(June 9, 2010) – Canadian government agencies should recognise the role Mosques are playing in providing services to the community and integrating Muslims into Canadian society, according to the Tessellate Institute (TTI) in a recently released policy brief.
The brief, authored by Dr. Katherine Bullock, recommends ‘that Canadian governmental agencies, while recognising the importance of government neutrality with respect to the separation of Church and State, nonetheless, play a visionary role by promoting mosques as ideal sites both for incorporating their congregants into the fabric of Canadian society, as well as for providing services for the wider Canadian society.’
TTI is a private, not-for-profit, research institute that aims to provide Canadian policymakers and the general public academically-rigorous research about policy relevant issues, particularly on topics pertaining to ethnic and religious minorities.

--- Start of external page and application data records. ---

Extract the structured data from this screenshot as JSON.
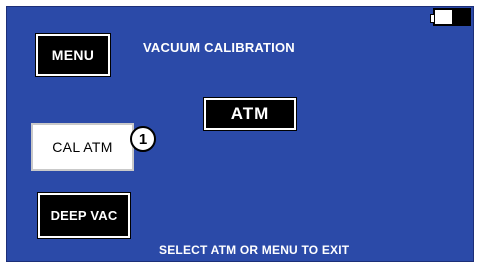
{
  "header": {
    "menu_label": "MENU",
    "title": "VACUUM CALIBRATION"
  },
  "battery": {
    "icon": "battery-icon",
    "level": 0.5
  },
  "status": {
    "value": "ATM"
  },
  "buttons": {
    "cal_atm_label": "CAL ATM",
    "deep_vac_label": "DEEP VAC"
  },
  "callout": {
    "number": "1"
  },
  "footer": {
    "instruction": "SELECT ATM OR MENU TO EXIT"
  },
  "colors": {
    "screen_background": "#2b4aa8",
    "button_dark": "#000000",
    "button_light": "#ffffff",
    "text": "#ffffff"
  }
}
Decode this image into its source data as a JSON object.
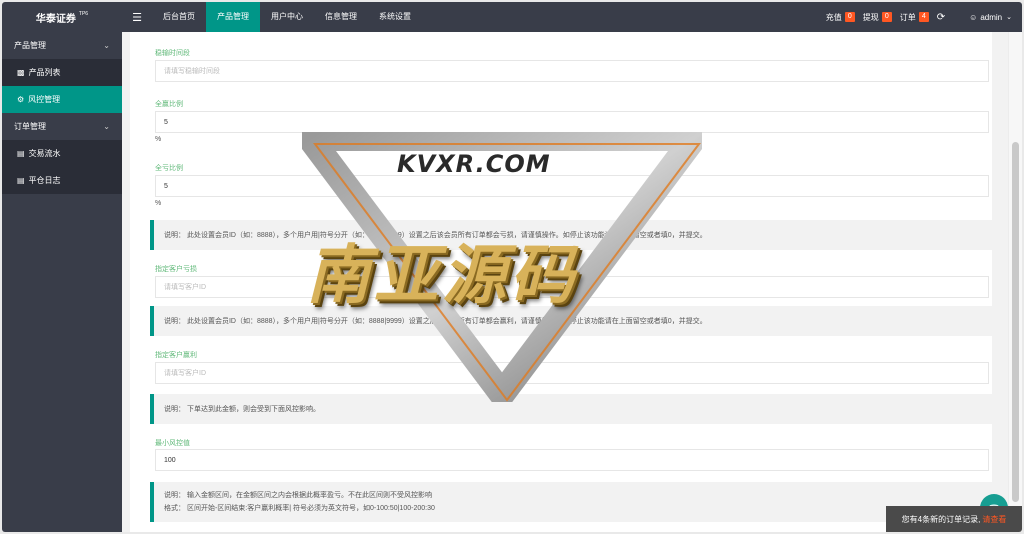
{
  "app": {
    "logo": "华泰证券",
    "logo_badge": "TP6"
  },
  "nav": {
    "toggle_icon": "hamburger-icon",
    "items": [
      {
        "label": "后台首页"
      },
      {
        "label": "产品管理"
      },
      {
        "label": "用户中心"
      },
      {
        "label": "信息管理"
      },
      {
        "label": "系统设置"
      }
    ],
    "active_index": 1
  },
  "top_right": {
    "recharge_label": "充值",
    "recharge_count": "0",
    "withdraw_label": "提现",
    "withdraw_count": "0",
    "order_label": "订单",
    "order_count": "4",
    "user": "admin"
  },
  "sidebar": {
    "groups": [
      {
        "label": "产品管理",
        "items": [
          {
            "label": "产品列表",
            "icon": "cube-icon"
          },
          {
            "label": "风控管理",
            "icon": "gear-icon",
            "active": true
          }
        ]
      },
      {
        "label": "订单管理",
        "items": [
          {
            "label": "交易流水",
            "icon": "list-icon"
          },
          {
            "label": "平仓日志",
            "icon": "list-icon"
          }
        ]
      }
    ]
  },
  "form": {
    "f1": {
      "label": "稳输时间段",
      "placeholder": "请填写稳输时间段",
      "value": ""
    },
    "f2": {
      "label": "全赢比例",
      "value": "5",
      "unit": "%"
    },
    "f3": {
      "label": "全亏比例",
      "value": "5",
      "unit": "%"
    },
    "note1": "说明： 此处设置会员ID（如：8888），多个用户用|符号分开（如：8888|9999）设置之后该会员所有订单都会亏损，请谨慎操作。如停止该功能请在上面留空或者填0，并提交。",
    "f4": {
      "label": "指定客户亏损",
      "placeholder": "请填写客户ID",
      "value": ""
    },
    "note2": "说明： 此处设置会员ID（如：8888），多个用户用|符号分开（如：8888|9999）设置之后该会员所有订单都会赢利，请谨慎操作。如停止该功能请在上面留空或者填0，并提交。",
    "f5": {
      "label": "指定客户赢利",
      "placeholder": "请填写客户ID",
      "value": ""
    },
    "note3": "说明： 下单达到此金额，则会受到下面风控影响。",
    "f6": {
      "label": "最小风控值",
      "value": "100"
    },
    "note4_line1": "说明： 输入金额区间，在金额区间之内会根据此概率盈亏。不在此区间则不受风控影响",
    "note4_line2": "格式： 区间开始-区间结束:客户赢利概率|      符号必须为英文符号，如0-100:50|100-200:30"
  },
  "watermark": {
    "url": "KVXR.COM",
    "title": "南亚源码"
  },
  "toast": {
    "text": "您有4条新的订单记录,",
    "link": "请查看"
  },
  "colors": {
    "topbar": "#393d49",
    "accent": "#009688",
    "badge": "#ff5722",
    "label_green": "#5fb878"
  }
}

According to TTI, much of the fear of mosques is based on speculation and widespread negative stereotypes about conservative Muslims.
“Such assumptions that are not supported by social scientific evidence will only alienate Muslims and will not assist in their integration in Canadian society,” the report states.
Based on an oral history project of Toronto’s first mosque, which existed from 1961 to 1968 (www.mosqueone.com), the Tessellate Institute policy brief contains six recommendations that all orders of Canadian government (Federal, Provincial and Municipal) provide material and non-material support to mosque associations for their non-religious activities designed to assist in immigrant integration.
The policy brief recommends Canadian governments (Federal, Provincial and Municipal), without impeding the independence of mosque associations:
1) Play a visionary role in assisting the wider Canadian community overcome its apprehension of mosques. Obviously, while a neutral government cannot give funds to mosques for their religious activities, funding can be given for immigrant settlement services;
2) Aim for program partnerships with mosques that already render immigrants settlement assistance, such as employment services; food bank; housing assistance; English/French classes; pre-school, women’s and youth groups; marriage counselling; tax assistance; and tutoring;
3) Use such partnerships to create competency and expertise amongst mosque staff and volunteers in service delivery. Measures can be placed to create accountability, cost effectiveness, and transparency of funds received. Such partnerships will also contribute to civic responsibility in mosque communities;
4) Support mosque associations in non-material ways, by showing disapproval of anti-mosque discourses in the media;
5) Celebrate the diversity of Canada’s mosque communities as a microcosm of Canada’s multicultural ideals, to contradict public discourse that singles out Muslims as not sharing Canadian values;
6) Be impartial and even-handed between the wide spectrum of Canadian mosque associations, and not support only a few select Muslim groups.